From the listing below, pull out the lines that hold "structured".
- Opening Delimiter -
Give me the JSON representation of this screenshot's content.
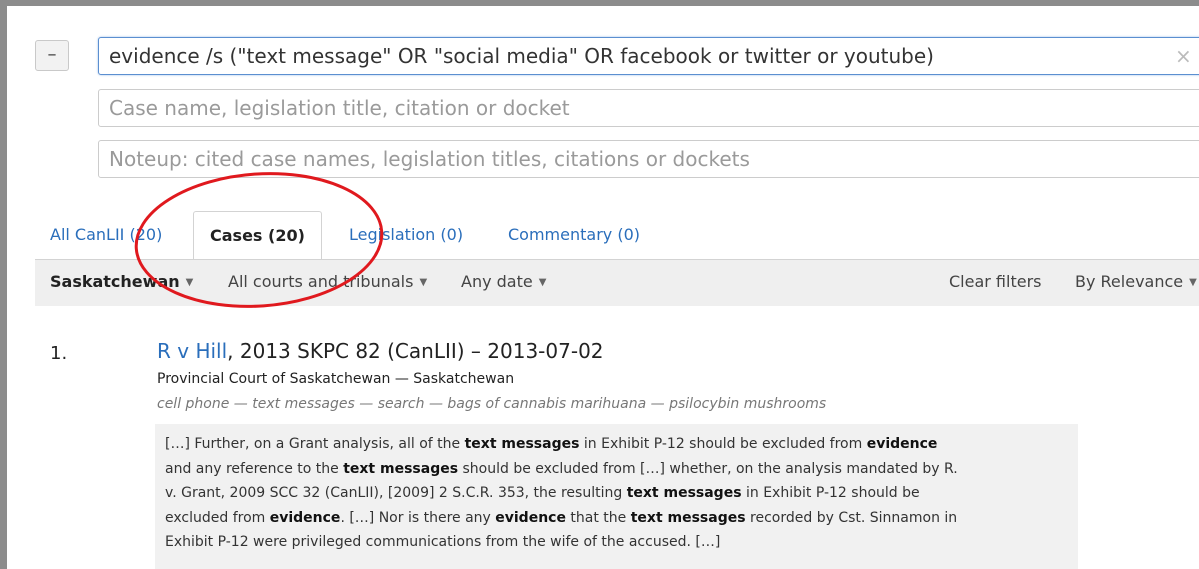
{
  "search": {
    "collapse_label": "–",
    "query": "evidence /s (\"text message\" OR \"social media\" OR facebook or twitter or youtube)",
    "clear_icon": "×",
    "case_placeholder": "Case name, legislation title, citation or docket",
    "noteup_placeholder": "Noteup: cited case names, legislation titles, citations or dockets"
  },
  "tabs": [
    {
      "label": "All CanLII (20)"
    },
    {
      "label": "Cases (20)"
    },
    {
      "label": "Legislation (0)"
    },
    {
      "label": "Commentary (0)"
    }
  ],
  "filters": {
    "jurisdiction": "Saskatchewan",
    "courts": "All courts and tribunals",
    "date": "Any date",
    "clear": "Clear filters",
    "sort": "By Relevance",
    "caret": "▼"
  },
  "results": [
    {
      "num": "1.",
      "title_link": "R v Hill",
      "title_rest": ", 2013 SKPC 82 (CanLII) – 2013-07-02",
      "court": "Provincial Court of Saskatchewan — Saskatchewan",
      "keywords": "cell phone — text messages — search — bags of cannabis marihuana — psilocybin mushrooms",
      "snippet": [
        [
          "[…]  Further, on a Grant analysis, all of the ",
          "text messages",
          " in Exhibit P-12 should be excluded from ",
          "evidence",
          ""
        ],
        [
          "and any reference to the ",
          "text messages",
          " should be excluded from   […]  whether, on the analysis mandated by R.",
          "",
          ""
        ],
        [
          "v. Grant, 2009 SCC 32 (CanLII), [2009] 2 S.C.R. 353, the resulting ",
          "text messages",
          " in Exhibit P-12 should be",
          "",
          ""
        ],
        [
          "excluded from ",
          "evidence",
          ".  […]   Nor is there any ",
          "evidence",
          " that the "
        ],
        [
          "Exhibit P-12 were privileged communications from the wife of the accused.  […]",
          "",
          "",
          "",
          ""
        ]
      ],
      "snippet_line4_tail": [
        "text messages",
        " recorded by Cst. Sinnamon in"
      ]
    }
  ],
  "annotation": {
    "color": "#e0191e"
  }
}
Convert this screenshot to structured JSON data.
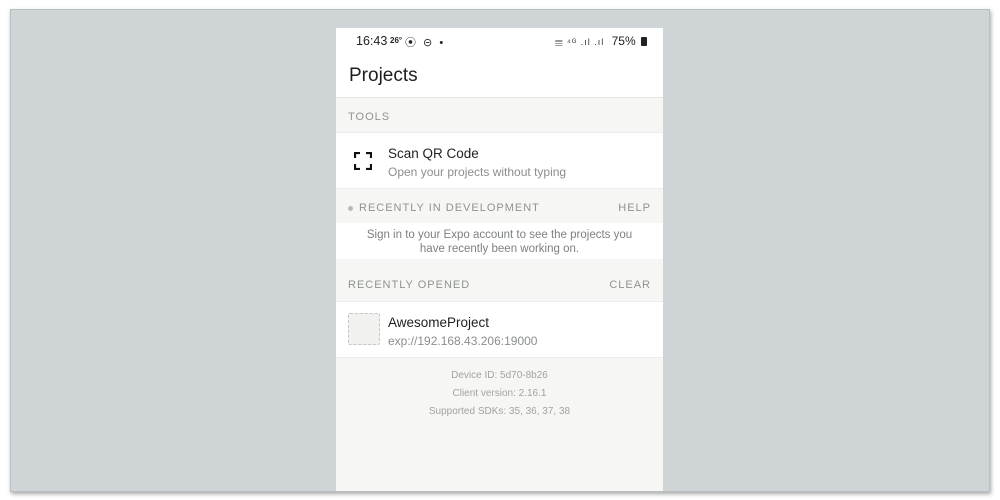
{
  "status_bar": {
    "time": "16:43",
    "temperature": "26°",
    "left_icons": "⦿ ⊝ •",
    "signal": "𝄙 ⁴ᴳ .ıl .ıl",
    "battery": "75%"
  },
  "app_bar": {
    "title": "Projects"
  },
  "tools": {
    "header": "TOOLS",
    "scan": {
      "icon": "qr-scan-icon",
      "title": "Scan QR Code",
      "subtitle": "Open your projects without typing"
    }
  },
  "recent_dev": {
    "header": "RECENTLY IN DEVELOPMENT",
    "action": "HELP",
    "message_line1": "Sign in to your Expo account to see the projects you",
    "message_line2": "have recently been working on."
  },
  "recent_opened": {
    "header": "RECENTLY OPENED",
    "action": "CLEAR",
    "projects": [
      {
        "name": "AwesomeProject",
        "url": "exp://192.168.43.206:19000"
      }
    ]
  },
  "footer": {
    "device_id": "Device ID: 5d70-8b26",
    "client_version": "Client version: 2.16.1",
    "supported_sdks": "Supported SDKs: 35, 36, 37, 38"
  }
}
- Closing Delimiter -
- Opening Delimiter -
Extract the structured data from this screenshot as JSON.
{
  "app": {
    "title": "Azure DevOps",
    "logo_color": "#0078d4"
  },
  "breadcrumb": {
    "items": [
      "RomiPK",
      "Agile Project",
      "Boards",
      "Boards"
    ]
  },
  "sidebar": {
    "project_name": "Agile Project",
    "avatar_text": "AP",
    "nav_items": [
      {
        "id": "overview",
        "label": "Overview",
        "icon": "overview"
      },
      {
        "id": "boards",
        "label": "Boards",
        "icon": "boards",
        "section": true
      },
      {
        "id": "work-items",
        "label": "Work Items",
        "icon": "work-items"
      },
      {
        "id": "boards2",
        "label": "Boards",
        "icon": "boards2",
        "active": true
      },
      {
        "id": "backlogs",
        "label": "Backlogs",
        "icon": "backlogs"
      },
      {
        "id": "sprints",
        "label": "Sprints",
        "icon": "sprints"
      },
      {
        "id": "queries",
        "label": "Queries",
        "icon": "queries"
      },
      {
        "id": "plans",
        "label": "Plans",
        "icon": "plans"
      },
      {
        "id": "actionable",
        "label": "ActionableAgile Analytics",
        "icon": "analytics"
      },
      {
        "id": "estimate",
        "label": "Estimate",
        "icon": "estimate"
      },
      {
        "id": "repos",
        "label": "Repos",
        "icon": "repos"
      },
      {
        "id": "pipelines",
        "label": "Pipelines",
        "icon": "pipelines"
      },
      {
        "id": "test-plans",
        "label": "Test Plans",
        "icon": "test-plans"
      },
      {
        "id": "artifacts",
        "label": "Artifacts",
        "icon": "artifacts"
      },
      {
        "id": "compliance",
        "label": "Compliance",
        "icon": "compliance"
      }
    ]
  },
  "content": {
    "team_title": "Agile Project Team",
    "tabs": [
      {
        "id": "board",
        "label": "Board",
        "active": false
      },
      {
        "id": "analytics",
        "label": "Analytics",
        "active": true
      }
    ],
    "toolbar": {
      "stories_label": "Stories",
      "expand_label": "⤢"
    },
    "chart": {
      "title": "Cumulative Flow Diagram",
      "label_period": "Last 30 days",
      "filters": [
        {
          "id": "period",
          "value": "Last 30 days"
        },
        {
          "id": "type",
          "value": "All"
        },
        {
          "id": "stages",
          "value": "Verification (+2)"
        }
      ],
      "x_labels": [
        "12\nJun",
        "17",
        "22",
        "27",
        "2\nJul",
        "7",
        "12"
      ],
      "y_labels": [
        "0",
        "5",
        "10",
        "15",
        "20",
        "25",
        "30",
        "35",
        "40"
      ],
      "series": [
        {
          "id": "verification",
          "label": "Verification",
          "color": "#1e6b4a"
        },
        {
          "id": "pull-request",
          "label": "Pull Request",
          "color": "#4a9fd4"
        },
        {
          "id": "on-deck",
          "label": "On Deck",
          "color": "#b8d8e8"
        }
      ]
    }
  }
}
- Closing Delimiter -
> **SOLUTION TO THE PROBLEM**
Convert this screenshot to structured JSON data.
Extract the structured data from this screenshot as JSON.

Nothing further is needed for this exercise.